Take from the records below each line that holds "událostí".

- - -

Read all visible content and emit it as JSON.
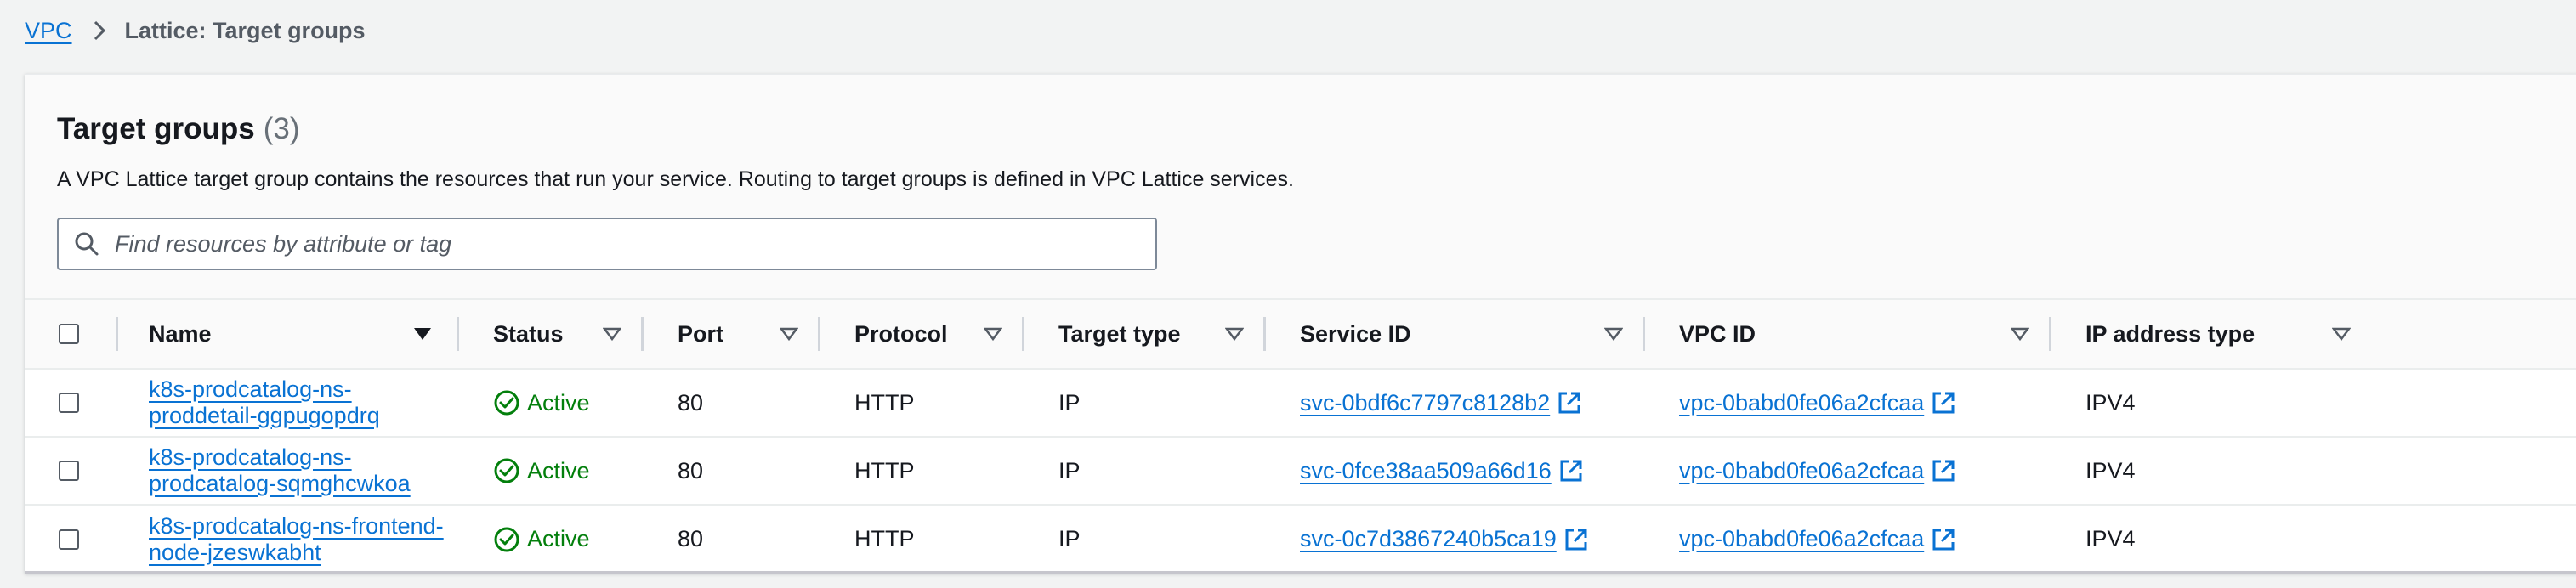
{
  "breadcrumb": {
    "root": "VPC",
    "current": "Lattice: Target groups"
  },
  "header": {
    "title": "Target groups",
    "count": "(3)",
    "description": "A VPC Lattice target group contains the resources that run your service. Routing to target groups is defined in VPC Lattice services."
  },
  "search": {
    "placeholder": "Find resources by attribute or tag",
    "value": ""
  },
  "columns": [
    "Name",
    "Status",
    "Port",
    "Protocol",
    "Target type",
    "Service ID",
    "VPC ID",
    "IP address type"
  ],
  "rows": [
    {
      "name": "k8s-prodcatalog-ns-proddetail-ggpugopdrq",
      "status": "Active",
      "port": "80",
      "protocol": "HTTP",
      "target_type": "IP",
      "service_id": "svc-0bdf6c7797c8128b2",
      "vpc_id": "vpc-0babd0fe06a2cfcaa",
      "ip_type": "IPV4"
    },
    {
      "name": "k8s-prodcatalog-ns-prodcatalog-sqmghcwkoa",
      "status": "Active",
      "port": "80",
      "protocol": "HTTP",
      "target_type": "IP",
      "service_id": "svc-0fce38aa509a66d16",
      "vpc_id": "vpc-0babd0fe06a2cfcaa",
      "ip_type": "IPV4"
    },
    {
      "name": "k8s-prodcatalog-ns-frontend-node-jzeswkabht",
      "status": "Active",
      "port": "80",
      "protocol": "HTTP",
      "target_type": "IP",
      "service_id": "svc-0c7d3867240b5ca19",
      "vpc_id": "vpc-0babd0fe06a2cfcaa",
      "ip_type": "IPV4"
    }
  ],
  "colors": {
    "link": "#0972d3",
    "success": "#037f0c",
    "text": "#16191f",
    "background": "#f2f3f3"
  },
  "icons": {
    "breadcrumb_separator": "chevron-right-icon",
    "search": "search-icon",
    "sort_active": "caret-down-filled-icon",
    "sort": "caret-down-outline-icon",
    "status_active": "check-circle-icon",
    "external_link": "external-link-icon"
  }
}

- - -

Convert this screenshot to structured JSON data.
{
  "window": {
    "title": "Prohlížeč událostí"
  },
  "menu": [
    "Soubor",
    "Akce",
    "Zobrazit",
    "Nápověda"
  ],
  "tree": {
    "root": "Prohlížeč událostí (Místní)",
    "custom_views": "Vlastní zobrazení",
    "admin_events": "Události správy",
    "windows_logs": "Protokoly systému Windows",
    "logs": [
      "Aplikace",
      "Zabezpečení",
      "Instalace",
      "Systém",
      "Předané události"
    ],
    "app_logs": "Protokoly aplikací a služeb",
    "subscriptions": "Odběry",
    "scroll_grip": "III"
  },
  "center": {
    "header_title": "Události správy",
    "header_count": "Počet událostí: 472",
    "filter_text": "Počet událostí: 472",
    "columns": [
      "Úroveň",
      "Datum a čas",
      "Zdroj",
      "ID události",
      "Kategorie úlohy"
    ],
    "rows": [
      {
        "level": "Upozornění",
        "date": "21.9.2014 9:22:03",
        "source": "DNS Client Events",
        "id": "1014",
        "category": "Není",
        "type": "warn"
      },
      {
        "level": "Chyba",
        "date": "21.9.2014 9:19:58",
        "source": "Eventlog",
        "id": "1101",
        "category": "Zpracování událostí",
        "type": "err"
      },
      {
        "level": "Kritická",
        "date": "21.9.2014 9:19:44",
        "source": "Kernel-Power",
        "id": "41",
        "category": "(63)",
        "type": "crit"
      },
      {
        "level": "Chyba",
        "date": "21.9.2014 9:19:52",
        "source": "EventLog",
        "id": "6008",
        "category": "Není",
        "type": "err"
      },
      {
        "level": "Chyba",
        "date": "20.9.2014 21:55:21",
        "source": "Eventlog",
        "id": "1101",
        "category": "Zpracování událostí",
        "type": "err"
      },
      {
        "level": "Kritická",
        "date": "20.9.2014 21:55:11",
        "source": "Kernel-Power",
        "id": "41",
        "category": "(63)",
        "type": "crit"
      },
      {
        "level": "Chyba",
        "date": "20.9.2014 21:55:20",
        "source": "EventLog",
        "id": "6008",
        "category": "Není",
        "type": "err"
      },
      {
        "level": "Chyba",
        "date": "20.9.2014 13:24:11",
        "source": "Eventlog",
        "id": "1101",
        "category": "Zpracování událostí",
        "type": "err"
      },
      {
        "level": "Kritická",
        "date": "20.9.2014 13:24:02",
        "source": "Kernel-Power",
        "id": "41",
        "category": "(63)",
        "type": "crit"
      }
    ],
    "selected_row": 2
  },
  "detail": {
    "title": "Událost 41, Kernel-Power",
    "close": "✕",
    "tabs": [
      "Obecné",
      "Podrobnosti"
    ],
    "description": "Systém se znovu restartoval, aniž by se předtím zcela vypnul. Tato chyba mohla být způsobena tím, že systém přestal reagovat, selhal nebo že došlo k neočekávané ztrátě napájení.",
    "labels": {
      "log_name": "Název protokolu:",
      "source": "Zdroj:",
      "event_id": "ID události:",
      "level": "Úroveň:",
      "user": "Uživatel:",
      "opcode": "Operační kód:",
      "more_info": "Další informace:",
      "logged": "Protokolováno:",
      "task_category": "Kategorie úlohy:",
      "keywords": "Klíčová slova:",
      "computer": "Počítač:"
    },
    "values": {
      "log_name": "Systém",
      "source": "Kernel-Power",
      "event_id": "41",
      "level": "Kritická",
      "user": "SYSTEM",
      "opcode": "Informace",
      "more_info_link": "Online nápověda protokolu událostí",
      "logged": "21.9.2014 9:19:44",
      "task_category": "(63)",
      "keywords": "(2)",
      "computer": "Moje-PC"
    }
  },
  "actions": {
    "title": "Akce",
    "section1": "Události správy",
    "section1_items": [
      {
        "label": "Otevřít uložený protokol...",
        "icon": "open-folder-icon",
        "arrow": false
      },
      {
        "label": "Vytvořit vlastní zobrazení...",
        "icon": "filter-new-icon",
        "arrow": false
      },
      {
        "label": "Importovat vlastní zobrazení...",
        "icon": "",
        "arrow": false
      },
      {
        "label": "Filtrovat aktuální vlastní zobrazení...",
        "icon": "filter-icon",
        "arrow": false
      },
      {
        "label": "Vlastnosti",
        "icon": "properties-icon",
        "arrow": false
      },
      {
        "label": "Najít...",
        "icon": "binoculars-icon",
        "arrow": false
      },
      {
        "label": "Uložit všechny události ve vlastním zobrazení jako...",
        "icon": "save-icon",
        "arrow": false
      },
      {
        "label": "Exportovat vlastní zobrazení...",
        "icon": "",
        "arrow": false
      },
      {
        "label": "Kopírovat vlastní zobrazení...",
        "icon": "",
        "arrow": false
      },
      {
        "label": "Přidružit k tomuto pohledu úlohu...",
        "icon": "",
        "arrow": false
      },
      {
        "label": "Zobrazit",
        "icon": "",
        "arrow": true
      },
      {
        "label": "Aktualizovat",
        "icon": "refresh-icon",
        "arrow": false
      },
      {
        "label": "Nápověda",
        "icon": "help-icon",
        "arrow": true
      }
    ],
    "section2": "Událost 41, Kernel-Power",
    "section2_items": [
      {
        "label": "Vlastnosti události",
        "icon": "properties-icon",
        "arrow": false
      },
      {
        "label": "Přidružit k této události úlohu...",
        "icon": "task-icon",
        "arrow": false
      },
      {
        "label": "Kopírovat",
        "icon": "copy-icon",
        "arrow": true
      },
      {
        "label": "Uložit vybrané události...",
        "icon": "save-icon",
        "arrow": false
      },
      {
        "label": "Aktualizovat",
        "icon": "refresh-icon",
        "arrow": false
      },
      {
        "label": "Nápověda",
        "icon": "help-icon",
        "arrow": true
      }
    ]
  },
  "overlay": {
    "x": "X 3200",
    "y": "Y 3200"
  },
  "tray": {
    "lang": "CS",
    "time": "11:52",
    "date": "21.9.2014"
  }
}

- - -

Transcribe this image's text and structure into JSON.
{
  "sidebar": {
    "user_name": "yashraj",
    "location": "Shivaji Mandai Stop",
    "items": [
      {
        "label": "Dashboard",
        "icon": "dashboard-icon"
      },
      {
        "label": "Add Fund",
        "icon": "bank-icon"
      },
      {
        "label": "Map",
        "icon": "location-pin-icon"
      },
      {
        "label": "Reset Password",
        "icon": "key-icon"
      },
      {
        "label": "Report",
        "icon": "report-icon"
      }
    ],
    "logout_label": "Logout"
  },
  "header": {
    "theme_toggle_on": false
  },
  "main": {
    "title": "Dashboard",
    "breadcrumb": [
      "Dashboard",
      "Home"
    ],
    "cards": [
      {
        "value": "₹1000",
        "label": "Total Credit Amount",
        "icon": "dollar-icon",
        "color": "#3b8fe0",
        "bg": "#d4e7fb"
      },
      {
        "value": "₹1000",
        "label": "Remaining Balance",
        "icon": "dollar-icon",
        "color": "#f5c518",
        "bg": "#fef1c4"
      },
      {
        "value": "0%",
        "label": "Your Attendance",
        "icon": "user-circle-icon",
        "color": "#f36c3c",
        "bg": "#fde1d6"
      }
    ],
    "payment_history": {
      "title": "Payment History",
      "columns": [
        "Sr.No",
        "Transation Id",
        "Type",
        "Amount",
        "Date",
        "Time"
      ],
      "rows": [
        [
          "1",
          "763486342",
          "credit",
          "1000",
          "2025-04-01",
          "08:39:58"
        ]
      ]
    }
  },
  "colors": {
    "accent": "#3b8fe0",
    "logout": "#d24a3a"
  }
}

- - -

* _OUTPUT FOR THIS EXERCISE_
    "title": "Prohlížeč událostí"
    "root": "Prohlížeč událostí (Místní)",
    "header_count": "Počet událostí: 472",
    "filter_text": "Počet událostí: 472",
        "category": "Zpracování událostí",
        "category": "Zpracování událostí",
        "category": "Zpracování událostí",
      "more_info_link": "Online nápověda protokolu událostí",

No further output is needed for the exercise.